Cowan-DM; Zheng-W; Zou-Y; Shi-X; Chen-J; Rosenthal-FS; Fan-Q
Neurotoxicology 2009 Nov; 30(6):1214-1222
A biomarker for detection of early onset neurobehavioral alterations in manganism remains unknown. The purpose of this study was to use a neurobehavioral test battery to identify subtle changes in Mn-induced motor and memory dysfunction and to relate the quantifiable neurological dysfunction to an established Mn-exposure index such as blood manganese-iron ratio (MIR). A total of 323 subjects were recruited to control (n=106), low-exposure (122), and high-exposure (95) groups. The test battery consisted of standard testing procedures including the nine-hole and groove-type steadiness tester, Benton visual retention test, and Purdue pegboard coordination test. No significant health problems or clinically diagnosed neurological dysfunctions were observed. Benton test did not reveal any abnormal memory deficits among Mn-exposed smelters, nor did the groove and nine-hole tests detect any abnormality in dynamic and static steadiness in tested subjects. Purdue pegboard test showed a remarkable age-related decline in fine movement coordination among all study participants regardless of the Mn-exposure condition. Mn exposure significantly exacerbated this age-related deterioration. Statistical modeling revealed that the plasma and erythrocyte MIR (i.e., pMIR and eMIR, respectively) were associated with Purdue pegboard scores. Among all subjects whose MIR were above the cut-off value (COV), pMIR was significantly correlated with pegboard scores (r=-0.261, p=0.002), whereas for those subjects over the age of 40, the eMIR, but not pMIR, was associated with declined pegboard performance (r=-0.219, p=0.069). When both factors were taken into account (i.e., age>40 and MIR>the COV), only pMIR was inversely associated with pegboard scores. Combining their usefulness in Mn-exposure assessment, we recommend that the blood Mn-Fe ratio may serve as a reasonable biomarker not only for assessment of Mn exposure but also for health risk assessment.
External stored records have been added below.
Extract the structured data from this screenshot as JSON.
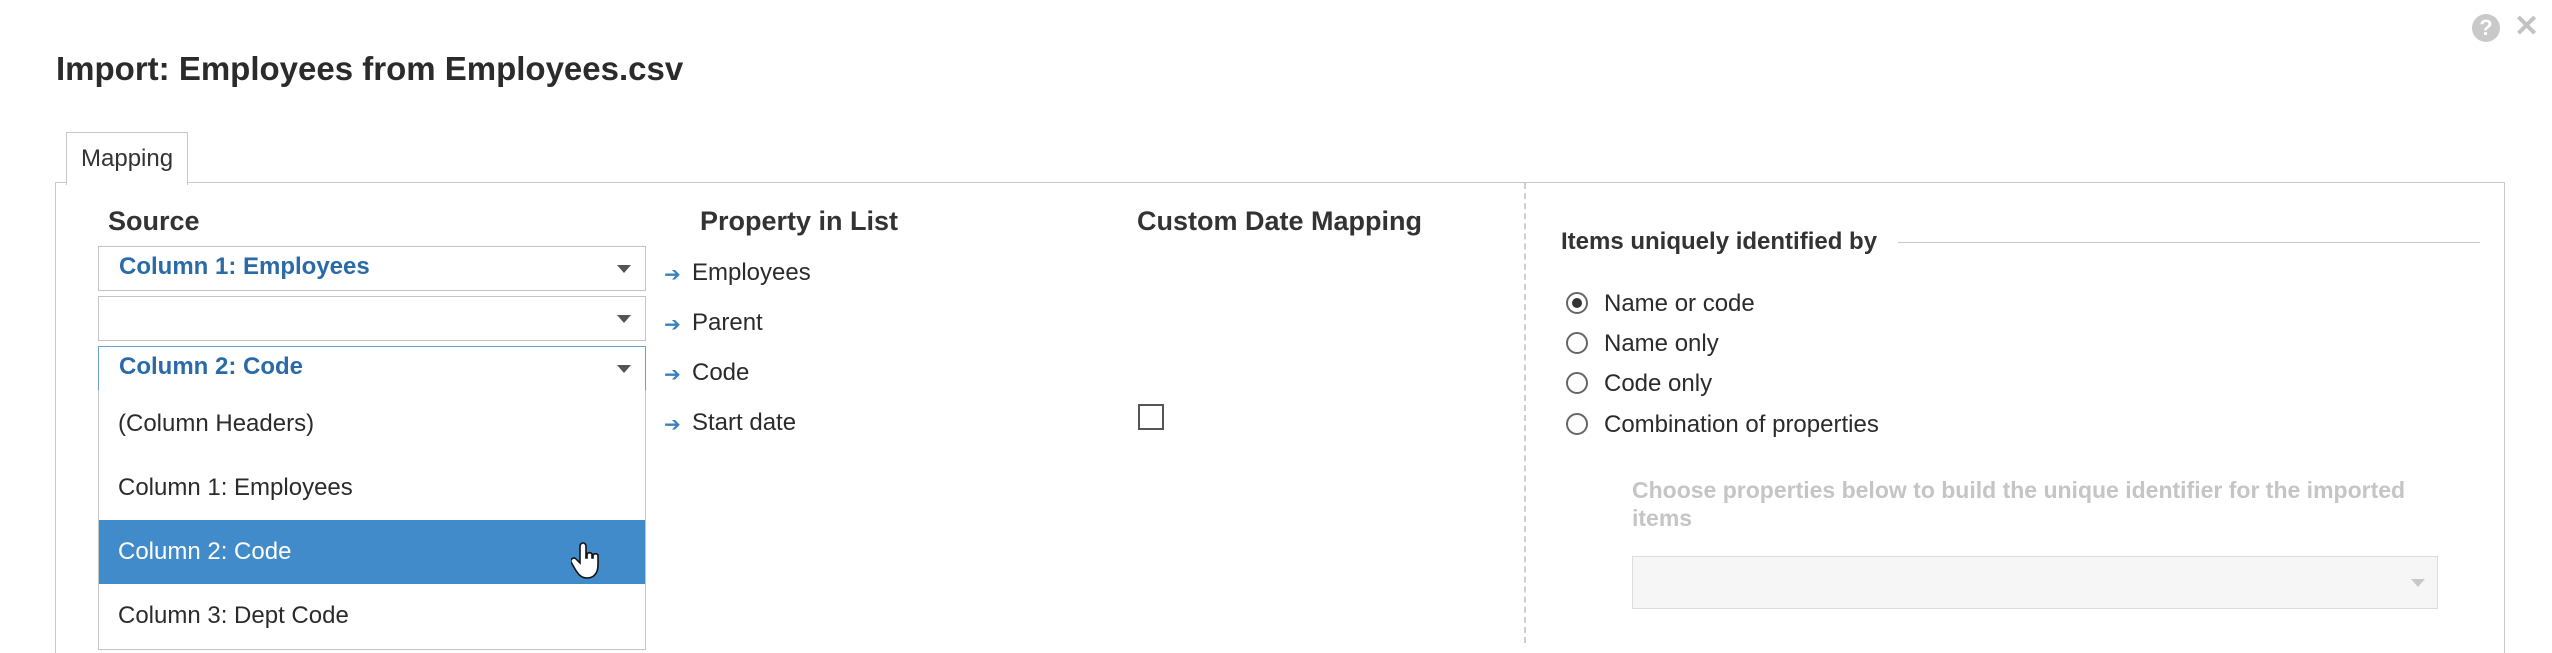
{
  "dialog": {
    "title": "Import: Employees from Employees.csv",
    "help_icon": "help-icon",
    "close_icon": "close-icon"
  },
  "tabs": [
    {
      "label": "Mapping",
      "active": true
    }
  ],
  "columns": {
    "source": "Source",
    "property": "Property in List",
    "custom_date": "Custom Date Mapping"
  },
  "mapping_rows": [
    {
      "source_value": "Column 1: Employees",
      "property": "Employees"
    },
    {
      "source_value": "",
      "property": "Parent"
    },
    {
      "source_value": "Column 2: Code",
      "property": "Code"
    },
    {
      "source_value": "",
      "property": "Start date",
      "custom_date_checked": false
    }
  ],
  "dropdown": {
    "open_on_row": 2,
    "options": [
      "(Column Headers)",
      "Column 1: Employees",
      "Column 2: Code",
      "Column 3: Dept Code"
    ],
    "selected_index": 2
  },
  "unique_id": {
    "legend": "Items uniquely identified by",
    "options": [
      "Name or code",
      "Name only",
      "Code only",
      "Combination of properties"
    ],
    "selected_index": 0,
    "hint": "Choose properties below to build the unique identifier for the imported items",
    "combo_value": ""
  },
  "colors": {
    "accent": "#428bca",
    "link_text": "#2a6aa8",
    "disabled_text": "#c5c5c5"
  }
}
Age-factors; Behavioral-testing; Exposure-assessment; Exposure-methods; Nervous-system-disorders; Neuromotor-system-disorders; Neurophysiological-effects; Neurotoxic-effects; Occupational-exposure; Occupational-health; Risk-analysis; Statistical-analysis; Workplace-studies;
Author Keywords: Manganese; Manganese-iron ratio; Early onset neurobehavioral alterations; Exposure assessment
Wei Zheng, School of Health Sciences, Purdue University, 550 Stadium Mall Drive, CIVL-1163D, West Lafayette, IN 47907
Purdue University, West Lafayette, Indiana